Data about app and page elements
<<<<
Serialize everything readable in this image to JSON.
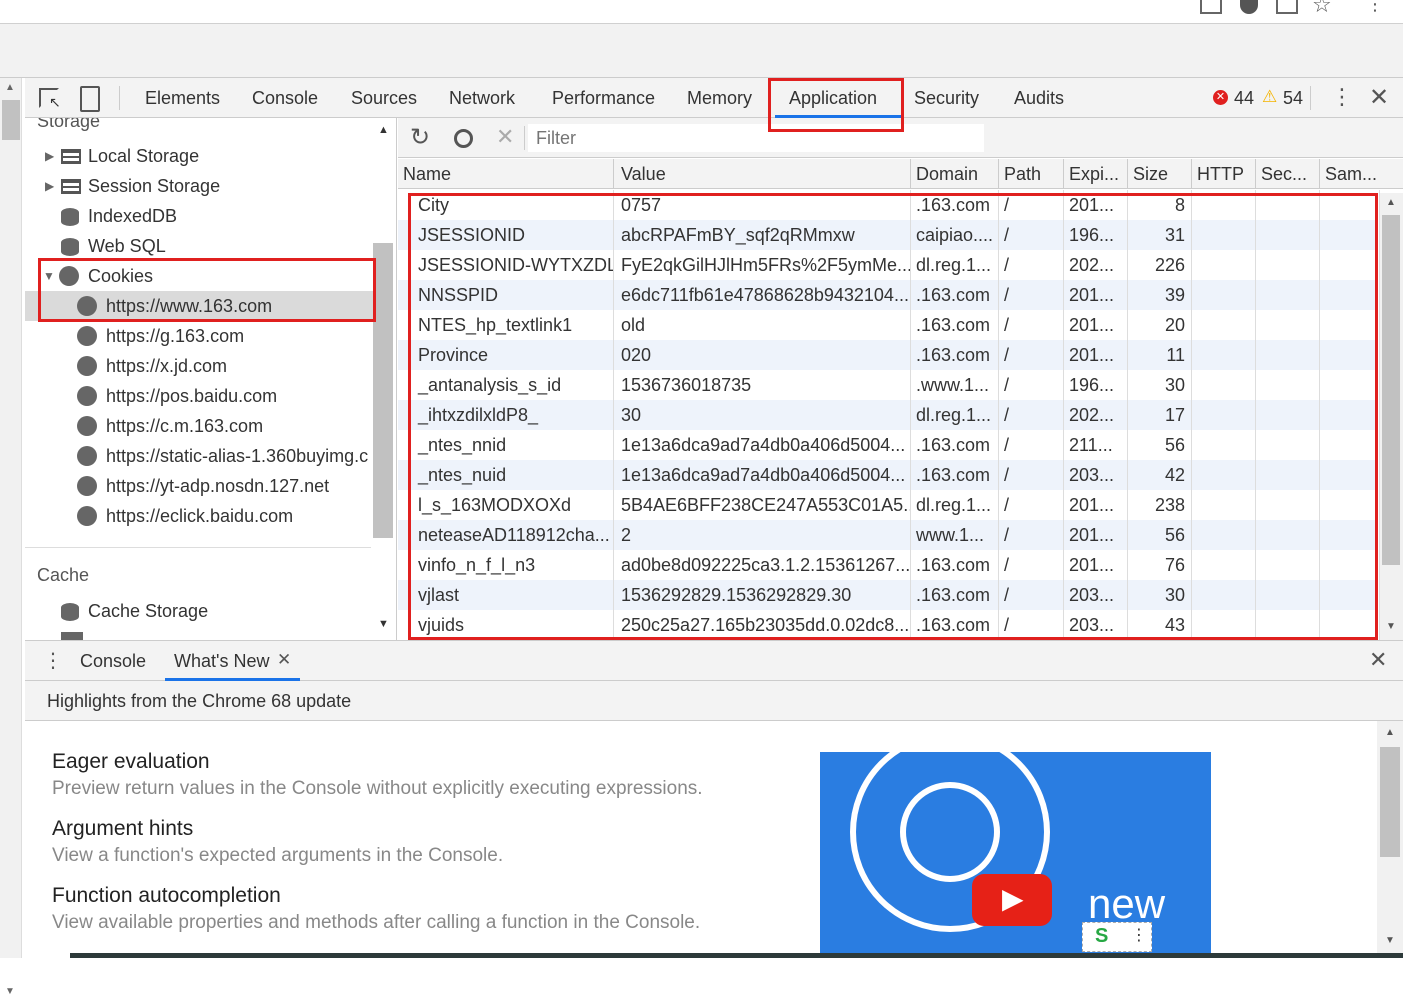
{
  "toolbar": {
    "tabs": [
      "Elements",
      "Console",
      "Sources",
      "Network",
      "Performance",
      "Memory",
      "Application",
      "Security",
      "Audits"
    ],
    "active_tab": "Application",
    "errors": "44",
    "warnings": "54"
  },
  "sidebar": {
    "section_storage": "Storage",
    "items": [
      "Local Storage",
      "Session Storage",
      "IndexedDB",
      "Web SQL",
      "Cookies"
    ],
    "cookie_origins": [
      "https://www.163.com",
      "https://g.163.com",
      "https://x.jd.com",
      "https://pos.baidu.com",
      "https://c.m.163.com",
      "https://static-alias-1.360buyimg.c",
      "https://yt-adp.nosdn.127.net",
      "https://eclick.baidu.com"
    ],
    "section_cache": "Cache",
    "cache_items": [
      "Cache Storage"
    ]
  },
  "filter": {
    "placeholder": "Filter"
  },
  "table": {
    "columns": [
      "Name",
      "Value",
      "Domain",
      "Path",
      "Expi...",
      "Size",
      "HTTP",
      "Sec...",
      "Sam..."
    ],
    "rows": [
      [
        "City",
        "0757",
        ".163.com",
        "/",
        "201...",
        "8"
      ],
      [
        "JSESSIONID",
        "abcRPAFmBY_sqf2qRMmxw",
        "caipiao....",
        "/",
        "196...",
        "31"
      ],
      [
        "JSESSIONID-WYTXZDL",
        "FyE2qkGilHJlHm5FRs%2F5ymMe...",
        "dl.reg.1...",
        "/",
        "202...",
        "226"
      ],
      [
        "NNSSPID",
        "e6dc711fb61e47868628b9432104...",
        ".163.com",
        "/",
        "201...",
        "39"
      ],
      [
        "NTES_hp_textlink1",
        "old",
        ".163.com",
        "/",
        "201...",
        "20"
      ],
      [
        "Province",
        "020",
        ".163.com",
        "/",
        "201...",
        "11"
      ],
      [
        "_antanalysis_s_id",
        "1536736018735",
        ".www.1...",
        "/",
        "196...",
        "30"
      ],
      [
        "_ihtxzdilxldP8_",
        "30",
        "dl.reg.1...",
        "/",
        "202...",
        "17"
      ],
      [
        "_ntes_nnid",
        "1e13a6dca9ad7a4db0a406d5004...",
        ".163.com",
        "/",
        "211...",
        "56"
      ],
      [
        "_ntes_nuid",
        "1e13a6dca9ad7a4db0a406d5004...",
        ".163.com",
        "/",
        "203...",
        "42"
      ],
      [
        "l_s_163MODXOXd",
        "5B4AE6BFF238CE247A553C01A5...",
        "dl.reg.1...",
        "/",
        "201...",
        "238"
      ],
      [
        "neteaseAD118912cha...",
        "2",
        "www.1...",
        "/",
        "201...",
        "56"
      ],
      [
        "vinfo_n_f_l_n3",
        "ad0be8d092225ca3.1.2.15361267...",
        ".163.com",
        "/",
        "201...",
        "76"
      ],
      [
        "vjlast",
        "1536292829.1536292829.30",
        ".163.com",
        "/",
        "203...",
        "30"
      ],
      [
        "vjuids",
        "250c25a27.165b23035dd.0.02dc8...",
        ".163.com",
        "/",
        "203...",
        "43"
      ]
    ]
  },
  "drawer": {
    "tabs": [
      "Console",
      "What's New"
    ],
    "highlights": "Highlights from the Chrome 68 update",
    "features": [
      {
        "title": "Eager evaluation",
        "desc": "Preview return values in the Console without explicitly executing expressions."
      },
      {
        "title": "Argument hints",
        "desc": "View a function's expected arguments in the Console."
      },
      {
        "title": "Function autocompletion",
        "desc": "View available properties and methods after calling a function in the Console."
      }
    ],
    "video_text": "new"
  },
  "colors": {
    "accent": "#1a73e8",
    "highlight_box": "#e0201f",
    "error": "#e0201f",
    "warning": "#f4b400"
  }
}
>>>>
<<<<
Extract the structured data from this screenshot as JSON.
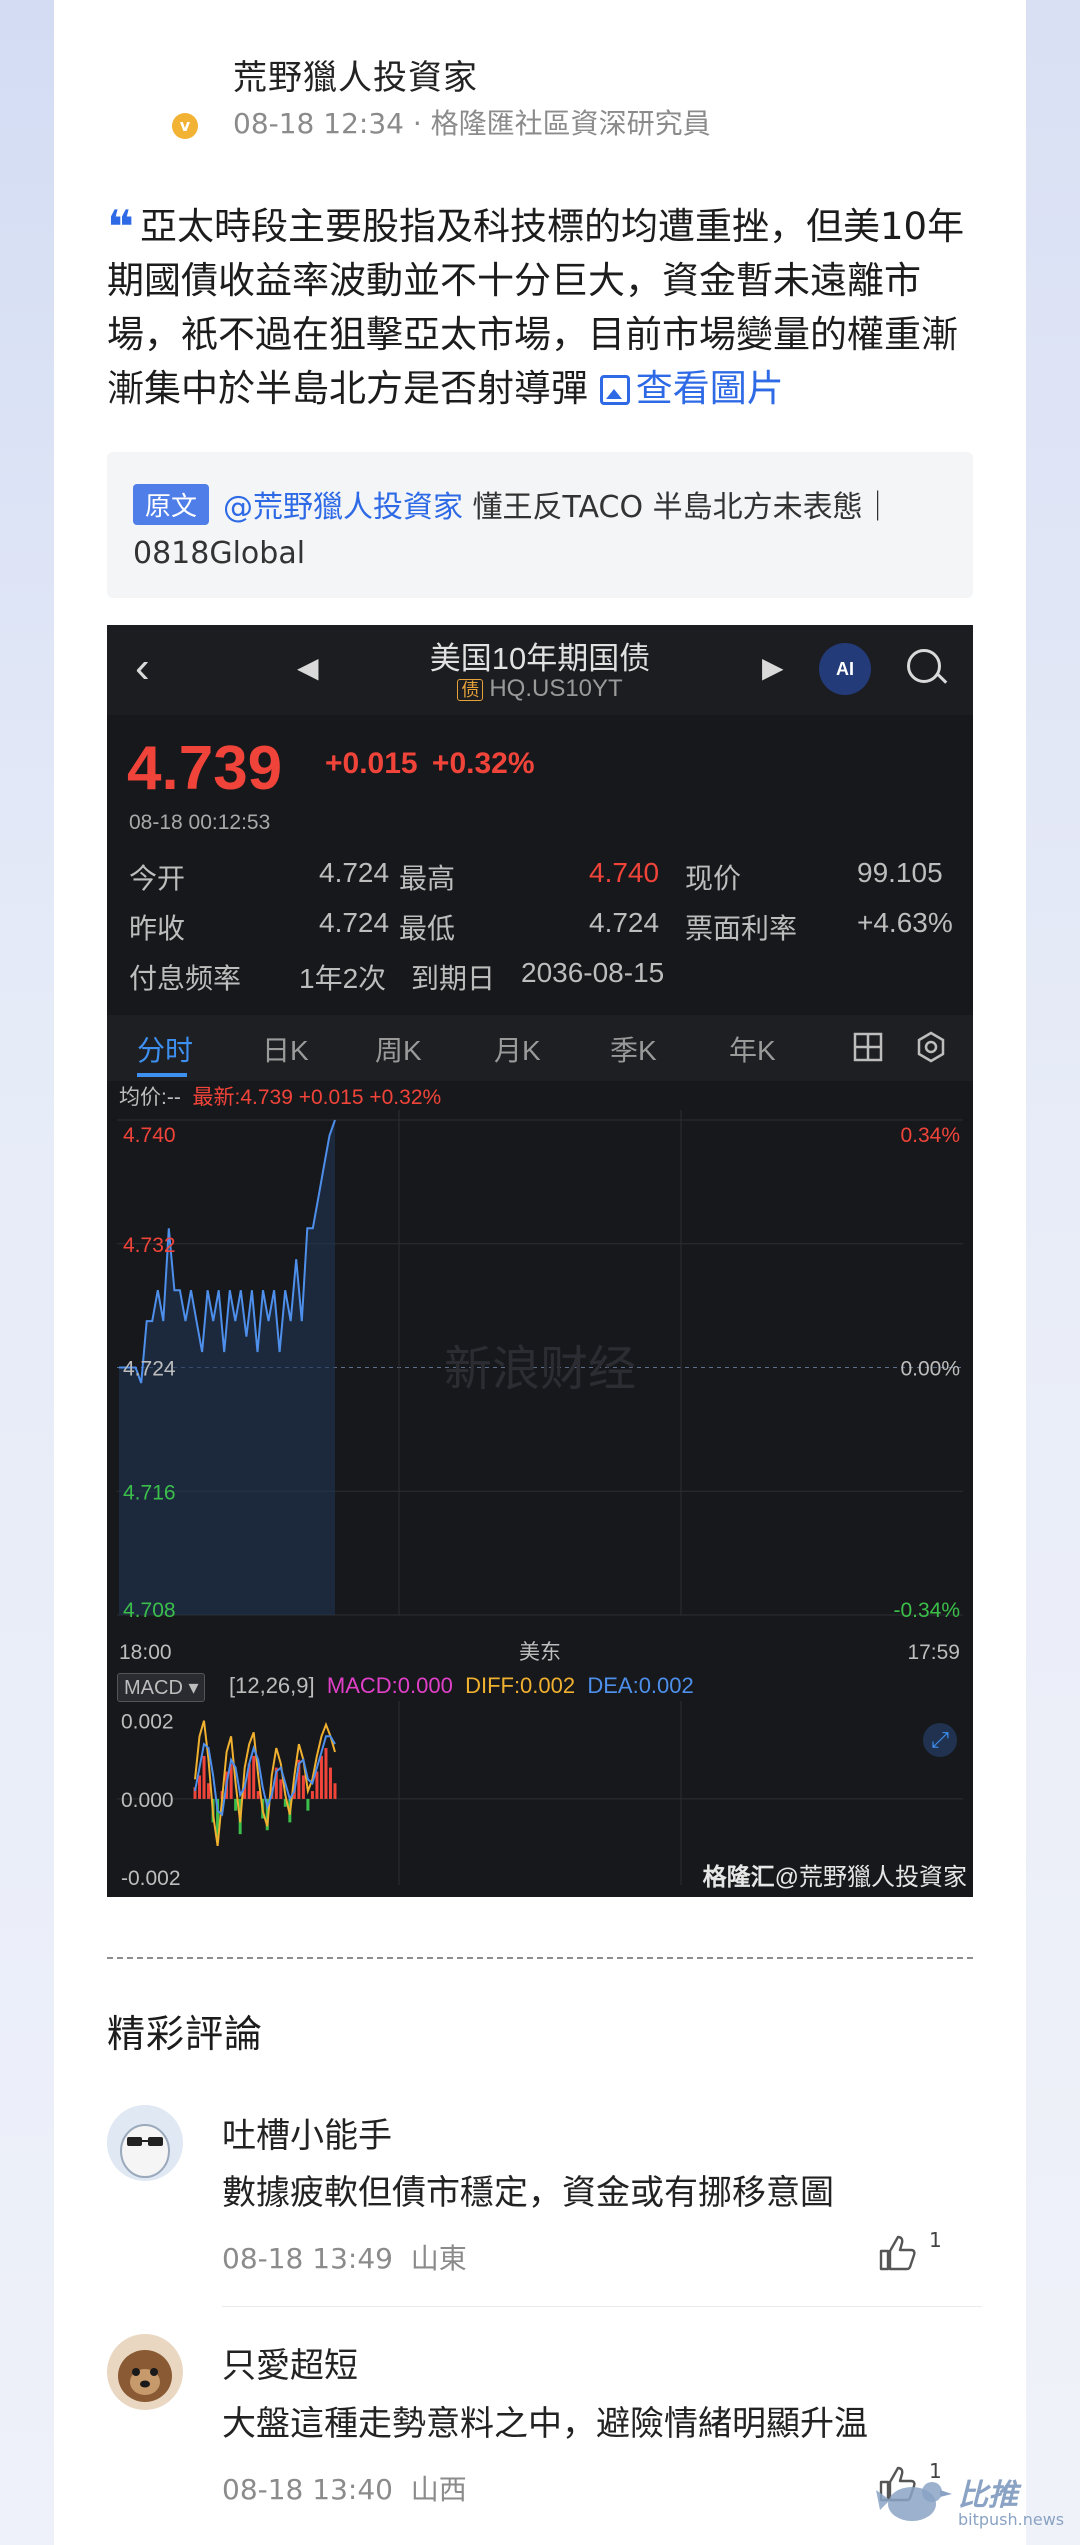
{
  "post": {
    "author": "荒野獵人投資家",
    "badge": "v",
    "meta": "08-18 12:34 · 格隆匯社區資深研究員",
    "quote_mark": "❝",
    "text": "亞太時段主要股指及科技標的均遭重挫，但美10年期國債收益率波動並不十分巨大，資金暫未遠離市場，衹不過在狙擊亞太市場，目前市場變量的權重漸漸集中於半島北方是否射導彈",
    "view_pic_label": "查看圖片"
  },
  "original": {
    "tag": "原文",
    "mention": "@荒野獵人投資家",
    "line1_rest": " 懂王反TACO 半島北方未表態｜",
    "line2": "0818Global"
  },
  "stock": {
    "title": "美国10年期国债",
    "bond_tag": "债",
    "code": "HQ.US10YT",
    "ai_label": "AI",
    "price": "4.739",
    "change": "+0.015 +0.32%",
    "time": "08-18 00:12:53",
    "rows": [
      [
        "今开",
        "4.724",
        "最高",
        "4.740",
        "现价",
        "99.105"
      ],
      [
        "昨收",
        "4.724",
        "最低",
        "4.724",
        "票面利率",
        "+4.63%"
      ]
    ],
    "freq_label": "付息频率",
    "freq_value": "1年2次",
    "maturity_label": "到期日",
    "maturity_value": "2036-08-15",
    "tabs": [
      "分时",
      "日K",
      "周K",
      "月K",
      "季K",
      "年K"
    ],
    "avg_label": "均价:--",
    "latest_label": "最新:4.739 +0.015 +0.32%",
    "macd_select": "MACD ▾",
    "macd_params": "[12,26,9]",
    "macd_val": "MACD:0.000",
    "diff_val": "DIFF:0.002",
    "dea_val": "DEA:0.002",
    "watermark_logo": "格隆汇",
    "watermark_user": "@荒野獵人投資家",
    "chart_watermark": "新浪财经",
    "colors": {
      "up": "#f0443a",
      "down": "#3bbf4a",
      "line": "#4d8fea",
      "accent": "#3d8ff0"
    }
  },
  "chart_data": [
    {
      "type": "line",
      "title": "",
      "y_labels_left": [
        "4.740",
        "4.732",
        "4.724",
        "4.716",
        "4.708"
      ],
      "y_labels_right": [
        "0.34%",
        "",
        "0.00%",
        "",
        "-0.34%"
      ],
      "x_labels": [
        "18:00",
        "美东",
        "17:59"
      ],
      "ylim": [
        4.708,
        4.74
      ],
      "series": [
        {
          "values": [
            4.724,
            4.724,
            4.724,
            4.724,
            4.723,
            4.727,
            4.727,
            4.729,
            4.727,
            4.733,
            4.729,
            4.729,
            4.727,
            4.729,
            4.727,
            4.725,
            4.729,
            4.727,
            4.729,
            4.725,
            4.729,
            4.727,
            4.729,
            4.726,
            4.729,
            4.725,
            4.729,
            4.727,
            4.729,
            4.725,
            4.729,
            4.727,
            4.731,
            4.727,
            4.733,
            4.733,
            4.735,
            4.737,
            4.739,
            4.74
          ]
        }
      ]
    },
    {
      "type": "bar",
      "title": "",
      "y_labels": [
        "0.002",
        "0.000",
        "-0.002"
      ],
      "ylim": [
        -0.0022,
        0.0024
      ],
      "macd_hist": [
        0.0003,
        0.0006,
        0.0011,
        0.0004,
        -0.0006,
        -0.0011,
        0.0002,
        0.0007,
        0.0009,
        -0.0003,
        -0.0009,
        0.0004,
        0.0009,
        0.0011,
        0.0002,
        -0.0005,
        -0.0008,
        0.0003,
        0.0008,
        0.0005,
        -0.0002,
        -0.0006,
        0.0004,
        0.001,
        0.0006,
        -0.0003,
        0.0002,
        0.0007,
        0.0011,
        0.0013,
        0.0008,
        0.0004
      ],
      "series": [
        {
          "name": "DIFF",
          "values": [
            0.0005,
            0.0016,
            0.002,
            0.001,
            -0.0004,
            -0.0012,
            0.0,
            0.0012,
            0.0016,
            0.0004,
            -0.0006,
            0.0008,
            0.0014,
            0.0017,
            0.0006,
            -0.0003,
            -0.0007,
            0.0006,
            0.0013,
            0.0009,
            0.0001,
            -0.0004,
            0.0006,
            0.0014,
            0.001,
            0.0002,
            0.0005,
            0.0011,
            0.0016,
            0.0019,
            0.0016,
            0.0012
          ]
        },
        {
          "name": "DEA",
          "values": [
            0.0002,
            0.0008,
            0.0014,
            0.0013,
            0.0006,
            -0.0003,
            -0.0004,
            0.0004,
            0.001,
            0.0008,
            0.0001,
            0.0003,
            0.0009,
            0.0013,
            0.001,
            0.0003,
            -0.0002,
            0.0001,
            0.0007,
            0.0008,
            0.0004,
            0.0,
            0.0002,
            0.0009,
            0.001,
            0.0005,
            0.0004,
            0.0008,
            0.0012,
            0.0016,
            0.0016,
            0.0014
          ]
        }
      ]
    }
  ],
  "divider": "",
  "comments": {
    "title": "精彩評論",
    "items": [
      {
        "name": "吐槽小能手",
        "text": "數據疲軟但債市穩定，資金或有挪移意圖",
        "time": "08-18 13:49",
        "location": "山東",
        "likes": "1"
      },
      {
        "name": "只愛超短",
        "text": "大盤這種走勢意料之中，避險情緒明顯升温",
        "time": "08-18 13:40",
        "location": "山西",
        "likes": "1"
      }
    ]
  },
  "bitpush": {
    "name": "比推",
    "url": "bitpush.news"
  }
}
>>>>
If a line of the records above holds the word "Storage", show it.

- **SOLUTION**:
    "section_storage": "Storage",
      "Local Storage",
      "Session Storage",
      "Cache Storage"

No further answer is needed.